8. Ground 2: The ground of appeal advanced is that the judge wrongly failed to assess
whether the contractual costs clause in clause 12.7 of the standard terms of business was fair
under section 62 of the Consumer Rights Act 2015; the judge ought to have done so even
though neither of the parties raised the point, as required by section 71 subsection 2 of that
9. I interject to say that the court will have, ordinarily, a duty to raise points such as this
under the provisions of this Act, but as it seems to me, a submission was addressed by
counsel to the learned judge that he was obliged to do what he did. Counsel who was
appearing for the solicitors was against an unrepresented party and the Court’s attention was
not drawn to the Act or material authorities. The learned District Judge plainly accepted that
submission of counsel. In one sense, this ground of appeal is one of process because even if I
uphold it, it does not answer the substantive question of law as to whether what is accepted
by the Respondent to be a consumer contract to which the Act applies is unfair.
GROUND 3: THE CONTRACTUAL COSTS CLAUSE WAS UNFAIR
The Recorder determined the appeal on the grounds that the clause was unfair.
14. It seems to me material in considering this to start by thinking of the relationship of the
parties. Ashfords were a firm of solicitors holding themselves out as experts in employment
law. Their clients, and I include within this the appellant, were dealing with employment
matters rather than large scale commercial matters, and cannot be expected – and nor, I think,
can any ordinary client be expected – to know the ins and outs of the law or the costs
provisions of the CPR as I have outlined them. Indeed, the first few minutes of this appeal
were taken up with two learned and able members of the Bar, who have very well
represented their clients, having to help me, as someone who has spent a professional lifetime
in the law and approximately 25 years on the Bench, in trying to work out what the effect of
this clause was. Having done that, it does seem to me to be clear that this clause has an effect
which is unusual, perhaps even abnormal in effect. What it does is to impose significant

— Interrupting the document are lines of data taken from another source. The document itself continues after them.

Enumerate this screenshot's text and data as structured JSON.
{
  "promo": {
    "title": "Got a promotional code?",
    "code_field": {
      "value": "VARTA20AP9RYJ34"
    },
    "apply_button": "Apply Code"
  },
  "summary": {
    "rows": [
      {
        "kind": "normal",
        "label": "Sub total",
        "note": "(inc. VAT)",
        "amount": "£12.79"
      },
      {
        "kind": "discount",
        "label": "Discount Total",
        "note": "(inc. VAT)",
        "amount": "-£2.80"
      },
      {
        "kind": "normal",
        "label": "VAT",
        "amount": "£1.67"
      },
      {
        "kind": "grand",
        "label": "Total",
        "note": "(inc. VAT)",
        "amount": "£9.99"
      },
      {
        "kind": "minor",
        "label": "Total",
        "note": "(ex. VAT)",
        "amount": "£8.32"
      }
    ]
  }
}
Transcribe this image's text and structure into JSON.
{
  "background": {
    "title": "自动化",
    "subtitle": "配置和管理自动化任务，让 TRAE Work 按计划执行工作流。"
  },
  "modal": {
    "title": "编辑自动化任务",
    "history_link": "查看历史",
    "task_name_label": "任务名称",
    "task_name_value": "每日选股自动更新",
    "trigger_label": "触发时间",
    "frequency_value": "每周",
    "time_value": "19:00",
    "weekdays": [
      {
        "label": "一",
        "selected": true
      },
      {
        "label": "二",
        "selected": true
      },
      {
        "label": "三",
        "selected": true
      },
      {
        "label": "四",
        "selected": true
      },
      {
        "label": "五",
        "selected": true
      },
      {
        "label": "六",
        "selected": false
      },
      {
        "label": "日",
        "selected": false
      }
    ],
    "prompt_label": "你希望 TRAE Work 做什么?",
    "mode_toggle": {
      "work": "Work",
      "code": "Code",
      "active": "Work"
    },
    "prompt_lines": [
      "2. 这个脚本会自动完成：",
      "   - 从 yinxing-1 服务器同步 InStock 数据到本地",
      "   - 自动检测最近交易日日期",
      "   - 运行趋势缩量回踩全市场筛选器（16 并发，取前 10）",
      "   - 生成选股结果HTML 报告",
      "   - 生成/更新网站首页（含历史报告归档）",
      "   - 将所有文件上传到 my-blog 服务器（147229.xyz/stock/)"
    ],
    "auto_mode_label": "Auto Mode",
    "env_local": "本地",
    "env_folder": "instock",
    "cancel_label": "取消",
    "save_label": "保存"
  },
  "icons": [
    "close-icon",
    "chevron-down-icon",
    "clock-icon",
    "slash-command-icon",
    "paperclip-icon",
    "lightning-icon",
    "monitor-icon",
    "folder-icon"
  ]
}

obligations on clients, especially when dealing with matters that are not large in scale – both
to pay legal costs of proceedings when they would not be required to do so and for those
costs to be assessed on a basis which the court would not use in the absence of unreasonable
behaviour. The unusual or abnormal effect is well illustrated where disputes arise as to the
bill, as did they in this case, and the court found in favour of the client to the degree that it
felt that a substantial reduction was necessary in the solicitor’s bill.
15. It seems to me necessary to think about one further thing. In accordance with current
practice, and I believe also SRA requirements, not only are detailed terms required for the
client, but also a summary of key points is required to be provided to the client. I have been
referred to that summary. There is no reference to this change in what would be the general
law and the general position of a solicitor and client in the unfortunate event that there had to
be litigation to recover a bill. That change as I have outlined it is significantly in favour of
the solicitor and to the detriment of the client.
16. Once again, I return to the subject of the relationship. This is a relationship of trust
with an expert lawyer whose task it is to advise a client. In my judgment, fairness and
common sense indicates that where there was such a change it ought to have been drawn
specifically to the attention of the client, and in terms of the statute, it does seem to me to
indicate an imbalance between the positions of both parties and an imbalance in what was
achieved as a result. As to the requirement of good faith, we are not dealing with good faith
as may have been understood by a common lawyer in years gone by, but an entirely different
17. I have no hesitation in saying that this clause was reflected as an imbalance between the
parties. It significantly penalised the solicitor’s clients in the event of default. It did so
without attention being drawn to the clause in several pages of detailed terms, or in the key
terms, or other explanation. In my judgment therefore, it contravened the principles of good
As a result the appeal was allowed.